• [AVAILABLE DATA]
----

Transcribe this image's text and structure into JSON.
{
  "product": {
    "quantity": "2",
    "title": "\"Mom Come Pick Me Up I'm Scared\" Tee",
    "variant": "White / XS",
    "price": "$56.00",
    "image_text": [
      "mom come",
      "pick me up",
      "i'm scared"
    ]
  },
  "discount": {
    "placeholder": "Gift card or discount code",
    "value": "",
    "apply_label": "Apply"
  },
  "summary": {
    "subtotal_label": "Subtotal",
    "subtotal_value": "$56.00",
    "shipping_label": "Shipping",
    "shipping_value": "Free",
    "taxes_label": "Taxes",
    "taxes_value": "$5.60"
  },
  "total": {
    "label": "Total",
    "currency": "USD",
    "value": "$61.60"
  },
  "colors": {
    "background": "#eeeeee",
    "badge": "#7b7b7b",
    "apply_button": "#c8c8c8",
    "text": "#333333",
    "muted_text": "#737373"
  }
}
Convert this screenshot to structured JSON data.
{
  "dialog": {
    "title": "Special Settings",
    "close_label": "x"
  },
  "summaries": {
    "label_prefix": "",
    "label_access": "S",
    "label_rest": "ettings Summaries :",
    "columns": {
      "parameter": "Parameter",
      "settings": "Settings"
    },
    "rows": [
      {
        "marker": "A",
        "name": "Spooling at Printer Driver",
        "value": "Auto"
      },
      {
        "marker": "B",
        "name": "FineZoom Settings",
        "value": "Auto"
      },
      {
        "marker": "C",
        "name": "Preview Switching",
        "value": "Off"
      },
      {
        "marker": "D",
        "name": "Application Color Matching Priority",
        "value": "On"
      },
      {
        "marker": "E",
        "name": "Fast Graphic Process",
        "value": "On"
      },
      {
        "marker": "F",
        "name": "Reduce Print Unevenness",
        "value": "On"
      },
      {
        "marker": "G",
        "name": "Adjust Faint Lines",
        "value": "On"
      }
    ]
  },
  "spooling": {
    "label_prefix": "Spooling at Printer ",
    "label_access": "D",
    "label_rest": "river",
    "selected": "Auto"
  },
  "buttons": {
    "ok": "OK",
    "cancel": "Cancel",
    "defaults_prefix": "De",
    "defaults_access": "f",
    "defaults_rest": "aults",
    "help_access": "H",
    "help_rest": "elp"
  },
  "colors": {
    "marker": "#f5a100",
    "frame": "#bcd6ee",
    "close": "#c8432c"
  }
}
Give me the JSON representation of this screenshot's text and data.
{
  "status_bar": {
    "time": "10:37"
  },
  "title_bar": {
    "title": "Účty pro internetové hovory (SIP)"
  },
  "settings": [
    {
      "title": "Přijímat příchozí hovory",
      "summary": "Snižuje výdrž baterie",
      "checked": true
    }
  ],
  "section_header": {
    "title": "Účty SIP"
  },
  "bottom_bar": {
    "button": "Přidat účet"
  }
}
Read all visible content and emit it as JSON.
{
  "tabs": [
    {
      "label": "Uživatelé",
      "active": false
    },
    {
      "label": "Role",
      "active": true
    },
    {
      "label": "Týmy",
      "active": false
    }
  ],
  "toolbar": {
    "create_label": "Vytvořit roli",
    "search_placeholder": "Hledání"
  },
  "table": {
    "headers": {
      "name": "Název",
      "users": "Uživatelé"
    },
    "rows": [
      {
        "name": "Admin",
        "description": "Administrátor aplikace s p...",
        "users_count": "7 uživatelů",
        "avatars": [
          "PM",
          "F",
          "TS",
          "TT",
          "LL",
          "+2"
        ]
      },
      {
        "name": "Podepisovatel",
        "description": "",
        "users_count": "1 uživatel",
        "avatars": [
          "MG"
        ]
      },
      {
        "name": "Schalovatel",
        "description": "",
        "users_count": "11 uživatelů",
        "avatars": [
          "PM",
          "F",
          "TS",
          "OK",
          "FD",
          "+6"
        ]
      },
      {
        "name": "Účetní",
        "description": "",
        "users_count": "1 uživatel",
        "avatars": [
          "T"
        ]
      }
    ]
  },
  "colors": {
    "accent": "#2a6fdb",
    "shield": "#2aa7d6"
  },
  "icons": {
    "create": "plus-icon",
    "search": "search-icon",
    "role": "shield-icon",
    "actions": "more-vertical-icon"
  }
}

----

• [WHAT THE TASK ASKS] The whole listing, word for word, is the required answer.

• [OUTPUT OF THE TASK]
Transcribe this image's text and structure into JSON.
{
  "product": {
    "quantity": "2",
    "title": "\"Mom Come Pick Me Up I'm Scared\" Tee",
    "variant": "White / XS",
    "price": "$56.00",
    "image_text": [
      "mom come",
      "pick me up",
      "i'm scared"
    ]
  },
  "discount": {
    "placeholder": "Gift card or discount code",
    "value": "",
    "apply_label": "Apply"
  },
  "summary": {
    "subtotal_label": "Subtotal",
    "subtotal_value": "$56.00",
    "shipping_label": "Shipping",
    "shipping_value": "Free",
    "taxes_label": "Taxes",
    "taxes_value": "$5.60"
  },
  "total": {
    "label": "Total",
    "currency": "USD",
    "value": "$61.60"
  },
  "colors": {
    "background": "#eeeeee",
    "badge": "#7b7b7b",
    "apply_button": "#c8c8c8",
    "text": "#333333",
    "muted_text": "#737373"
  }
}
Convert this screenshot to structured JSON data.
{
  "dialog": {
    "title": "Special Settings",
    "close_label": "x"
  },
  "summaries": {
    "label_prefix": "",
    "label_access": "S",
    "label_rest": "ettings Summaries :",
    "columns": {
      "parameter": "Parameter",
      "settings": "Settings"
    },
    "rows": [
      {
        "marker": "A",
        "name": "Spooling at Printer Driver",
        "value": "Auto"
      },
      {
        "marker": "B",
        "name": "FineZoom Settings",
        "value": "Auto"
      },
      {
        "marker": "C",
        "name": "Preview Switching",
        "value": "Off"
      },
      {
        "marker": "D",
        "name": "Application Color Matching Priority",
        "value": "On"
      },
      {
        "marker": "E",
        "name": "Fast Graphic Process",
        "value": "On"
      },
      {
        "marker": "F",
        "name": "Reduce Print Unevenness",
        "value": "On"
      },
      {
        "marker": "G",
        "name": "Adjust Faint Lines",
        "value": "On"
      }
    ]
  },
  "spooling": {
    "label_prefix": "Spooling at Printer ",
    "label_access": "D",
    "label_rest": "river",
    "selected": "Auto"
  },
  "buttons": {
    "ok": "OK",
    "cancel": "Cancel",
    "defaults_prefix": "De",
    "defaults_access": "f",
    "defaults_rest": "aults",
    "help_access": "H",
    "help_rest": "elp"
  },
  "colors": {
    "marker": "#f5a100",
    "frame": "#bcd6ee",
    "close": "#c8432c"
  }
}
Give me the JSON representation of this screenshot's text and data.
{
  "status_bar": {
    "time": "10:37"
  },
  "title_bar": {
    "title": "Účty pro internetové hovory (SIP)"
  },
  "settings": [
    {
      "title": "Přijímat příchozí hovory",
      "summary": "Snižuje výdrž baterie",
      "checked": true
    }
  ],
  "section_header": {
    "title": "Účty SIP"
  },
  "bottom_bar": {
    "button": "Přidat účet"
  }
}
Read all visible content and emit it as JSON.
{
  "tabs": [
    {
      "label": "Uživatelé",
      "active": false
    },
    {
      "label": "Role",
      "active": true
    },
    {
      "label": "Týmy",
      "active": false
    }
  ],
  "toolbar": {
    "create_label": "Vytvořit roli",
    "search_placeholder": "Hledání"
  },
  "table": {
    "headers": {
      "name": "Název",
      "users": "Uživatelé"
    },
    "rows": [
      {
        "name": "Admin",
        "description": "Administrátor aplikace s p...",
        "users_count": "7 uživatelů",
        "avatars": [
          "PM",
          "F",
          "TS",
          "TT",
          "LL",
          "+2"
        ]
      },
      {
        "name": "Podepisovatel",
        "description": "",
        "users_count": "1 uživatel",
        "avatars": [
          "MG"
        ]
      },
      {
        "name": "Schalovatel",
        "description": "",
        "users_count": "11 uživatelů",
        "avatars": [
          "PM",
          "F",
          "TS",
          "OK",
          "FD",
          "+6"
        ]
      },
      {
        "name": "Účetní",
        "description": "",
        "users_count": "1 uživatel",
        "avatars": [
          "T"
        ]
      }
    ]
  },
  "colors": {
    "accent": "#2a6fdb",
    "shield": "#2aa7d6"
  },
  "icons": {
    "create": "plus-icon",
    "search": "search-icon",
    "role": "shield-icon",
    "actions": "more-vertical-icon"
  }
}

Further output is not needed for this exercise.